Task prompt: Out of the entries that follow, copy each line containing "this".

═══ Data provided ═══

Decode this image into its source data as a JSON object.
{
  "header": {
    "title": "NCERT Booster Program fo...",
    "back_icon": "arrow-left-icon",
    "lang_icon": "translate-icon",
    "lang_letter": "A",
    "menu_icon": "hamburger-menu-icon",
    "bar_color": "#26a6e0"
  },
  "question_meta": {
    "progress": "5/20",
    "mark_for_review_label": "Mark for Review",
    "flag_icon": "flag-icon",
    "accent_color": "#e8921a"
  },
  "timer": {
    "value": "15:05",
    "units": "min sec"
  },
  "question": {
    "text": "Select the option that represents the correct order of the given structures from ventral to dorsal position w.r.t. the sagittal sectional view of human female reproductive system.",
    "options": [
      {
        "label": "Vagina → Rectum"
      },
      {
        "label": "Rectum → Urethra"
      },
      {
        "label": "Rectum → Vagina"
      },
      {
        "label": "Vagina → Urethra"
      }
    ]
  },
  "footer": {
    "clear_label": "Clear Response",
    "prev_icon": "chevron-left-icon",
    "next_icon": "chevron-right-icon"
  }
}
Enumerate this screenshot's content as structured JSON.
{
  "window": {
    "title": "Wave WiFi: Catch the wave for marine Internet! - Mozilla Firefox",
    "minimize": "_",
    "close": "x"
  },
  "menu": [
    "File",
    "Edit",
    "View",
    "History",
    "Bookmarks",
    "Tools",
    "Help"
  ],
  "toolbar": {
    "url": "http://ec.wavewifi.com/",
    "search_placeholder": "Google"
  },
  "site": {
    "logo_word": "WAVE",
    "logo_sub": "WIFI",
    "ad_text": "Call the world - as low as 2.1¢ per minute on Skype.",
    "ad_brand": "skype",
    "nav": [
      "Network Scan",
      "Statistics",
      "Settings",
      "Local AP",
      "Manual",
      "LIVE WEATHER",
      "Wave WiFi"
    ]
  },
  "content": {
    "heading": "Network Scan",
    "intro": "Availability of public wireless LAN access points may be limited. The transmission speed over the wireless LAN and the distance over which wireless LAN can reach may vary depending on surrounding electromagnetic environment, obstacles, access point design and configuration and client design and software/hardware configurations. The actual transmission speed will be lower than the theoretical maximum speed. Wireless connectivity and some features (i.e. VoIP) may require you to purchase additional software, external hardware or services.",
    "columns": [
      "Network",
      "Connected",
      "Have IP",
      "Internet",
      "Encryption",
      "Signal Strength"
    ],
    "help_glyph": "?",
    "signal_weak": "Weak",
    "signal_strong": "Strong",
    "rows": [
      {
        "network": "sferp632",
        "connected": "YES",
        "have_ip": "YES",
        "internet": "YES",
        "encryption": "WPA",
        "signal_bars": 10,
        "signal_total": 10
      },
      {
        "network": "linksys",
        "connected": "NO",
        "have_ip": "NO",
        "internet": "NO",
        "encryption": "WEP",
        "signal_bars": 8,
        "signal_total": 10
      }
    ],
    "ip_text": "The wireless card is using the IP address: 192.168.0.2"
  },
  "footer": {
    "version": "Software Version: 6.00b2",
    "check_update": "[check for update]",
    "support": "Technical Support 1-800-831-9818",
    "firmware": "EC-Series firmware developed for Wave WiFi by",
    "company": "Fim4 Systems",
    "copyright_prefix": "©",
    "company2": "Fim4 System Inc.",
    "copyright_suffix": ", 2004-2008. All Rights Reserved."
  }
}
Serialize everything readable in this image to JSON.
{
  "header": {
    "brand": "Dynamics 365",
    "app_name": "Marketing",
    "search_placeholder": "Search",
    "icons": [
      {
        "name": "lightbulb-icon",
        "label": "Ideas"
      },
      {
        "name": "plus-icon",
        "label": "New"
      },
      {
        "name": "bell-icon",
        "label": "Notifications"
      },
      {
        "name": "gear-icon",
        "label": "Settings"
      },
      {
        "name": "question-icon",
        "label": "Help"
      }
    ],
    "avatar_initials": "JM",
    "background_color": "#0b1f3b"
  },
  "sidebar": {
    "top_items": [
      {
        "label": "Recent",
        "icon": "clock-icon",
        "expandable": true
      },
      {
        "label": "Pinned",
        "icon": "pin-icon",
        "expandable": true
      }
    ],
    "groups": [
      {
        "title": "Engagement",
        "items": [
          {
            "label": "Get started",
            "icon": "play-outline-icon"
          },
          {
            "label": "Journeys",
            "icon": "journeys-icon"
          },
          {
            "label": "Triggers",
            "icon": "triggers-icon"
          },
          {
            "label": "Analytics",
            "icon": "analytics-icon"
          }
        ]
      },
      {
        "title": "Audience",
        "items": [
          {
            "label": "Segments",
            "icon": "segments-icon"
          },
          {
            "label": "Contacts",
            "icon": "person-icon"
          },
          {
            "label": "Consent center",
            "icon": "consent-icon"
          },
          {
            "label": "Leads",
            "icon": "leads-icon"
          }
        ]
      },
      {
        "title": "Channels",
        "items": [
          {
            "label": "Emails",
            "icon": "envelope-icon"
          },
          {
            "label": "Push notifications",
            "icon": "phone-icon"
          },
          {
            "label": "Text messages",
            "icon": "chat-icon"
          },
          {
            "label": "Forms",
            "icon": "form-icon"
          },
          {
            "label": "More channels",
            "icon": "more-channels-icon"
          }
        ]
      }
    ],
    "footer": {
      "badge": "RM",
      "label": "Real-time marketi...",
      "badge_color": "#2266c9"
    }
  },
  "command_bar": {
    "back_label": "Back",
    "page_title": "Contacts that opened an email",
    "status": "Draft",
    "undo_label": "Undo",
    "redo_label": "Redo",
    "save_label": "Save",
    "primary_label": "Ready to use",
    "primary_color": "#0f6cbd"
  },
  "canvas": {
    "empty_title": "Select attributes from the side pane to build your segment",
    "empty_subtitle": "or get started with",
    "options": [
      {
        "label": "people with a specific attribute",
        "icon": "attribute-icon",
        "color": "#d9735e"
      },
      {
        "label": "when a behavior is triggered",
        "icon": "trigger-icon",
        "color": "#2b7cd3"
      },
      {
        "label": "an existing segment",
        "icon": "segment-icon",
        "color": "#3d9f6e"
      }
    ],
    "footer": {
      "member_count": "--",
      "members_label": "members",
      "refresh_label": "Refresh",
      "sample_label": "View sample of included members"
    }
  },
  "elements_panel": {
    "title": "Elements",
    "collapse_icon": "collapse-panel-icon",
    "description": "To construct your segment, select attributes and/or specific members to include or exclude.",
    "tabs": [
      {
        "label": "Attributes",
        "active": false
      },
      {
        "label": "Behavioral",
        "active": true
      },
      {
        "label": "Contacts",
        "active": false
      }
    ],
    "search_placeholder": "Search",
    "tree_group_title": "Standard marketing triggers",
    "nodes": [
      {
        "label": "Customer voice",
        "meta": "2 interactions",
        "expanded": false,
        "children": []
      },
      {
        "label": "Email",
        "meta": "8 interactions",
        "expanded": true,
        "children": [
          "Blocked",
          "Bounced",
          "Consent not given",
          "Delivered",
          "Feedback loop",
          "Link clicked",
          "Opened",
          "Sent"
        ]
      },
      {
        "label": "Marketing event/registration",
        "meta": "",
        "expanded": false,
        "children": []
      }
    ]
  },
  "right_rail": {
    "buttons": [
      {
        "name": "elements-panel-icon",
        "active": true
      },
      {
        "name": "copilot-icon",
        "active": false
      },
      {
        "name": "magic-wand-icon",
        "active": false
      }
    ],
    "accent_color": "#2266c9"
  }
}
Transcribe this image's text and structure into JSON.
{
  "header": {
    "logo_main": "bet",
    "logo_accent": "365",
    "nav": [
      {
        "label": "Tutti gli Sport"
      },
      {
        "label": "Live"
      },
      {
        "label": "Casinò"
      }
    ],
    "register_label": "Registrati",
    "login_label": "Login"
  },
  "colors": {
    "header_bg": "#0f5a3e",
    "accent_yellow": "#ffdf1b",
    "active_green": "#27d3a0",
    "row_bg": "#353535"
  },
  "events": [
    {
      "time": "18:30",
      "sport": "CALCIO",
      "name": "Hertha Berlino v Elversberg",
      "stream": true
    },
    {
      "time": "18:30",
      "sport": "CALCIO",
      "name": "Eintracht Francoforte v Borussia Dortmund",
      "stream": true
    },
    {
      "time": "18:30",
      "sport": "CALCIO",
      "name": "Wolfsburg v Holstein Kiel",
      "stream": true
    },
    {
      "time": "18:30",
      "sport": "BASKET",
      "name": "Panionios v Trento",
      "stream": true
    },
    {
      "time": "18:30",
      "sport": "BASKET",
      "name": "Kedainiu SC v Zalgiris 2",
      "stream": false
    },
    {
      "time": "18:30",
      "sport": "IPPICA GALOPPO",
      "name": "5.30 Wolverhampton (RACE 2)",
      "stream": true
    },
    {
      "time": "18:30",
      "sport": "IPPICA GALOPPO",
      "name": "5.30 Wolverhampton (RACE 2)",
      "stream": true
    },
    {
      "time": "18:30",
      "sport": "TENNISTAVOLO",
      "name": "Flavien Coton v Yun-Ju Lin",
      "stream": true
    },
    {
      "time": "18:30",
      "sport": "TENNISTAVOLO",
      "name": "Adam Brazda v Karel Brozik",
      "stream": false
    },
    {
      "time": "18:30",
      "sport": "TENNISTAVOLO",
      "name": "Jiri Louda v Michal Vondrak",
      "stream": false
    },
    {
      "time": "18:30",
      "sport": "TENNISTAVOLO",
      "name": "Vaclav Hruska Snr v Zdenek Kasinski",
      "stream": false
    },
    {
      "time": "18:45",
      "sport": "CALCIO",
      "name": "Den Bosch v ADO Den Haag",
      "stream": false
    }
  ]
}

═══

Answer:
Decode this image into its source data as a JSON object.
Enumerate this screenshot's content as structured JSON.
Serialize everything readable in this image to JSON.
Transcribe this image's text and structure into JSON.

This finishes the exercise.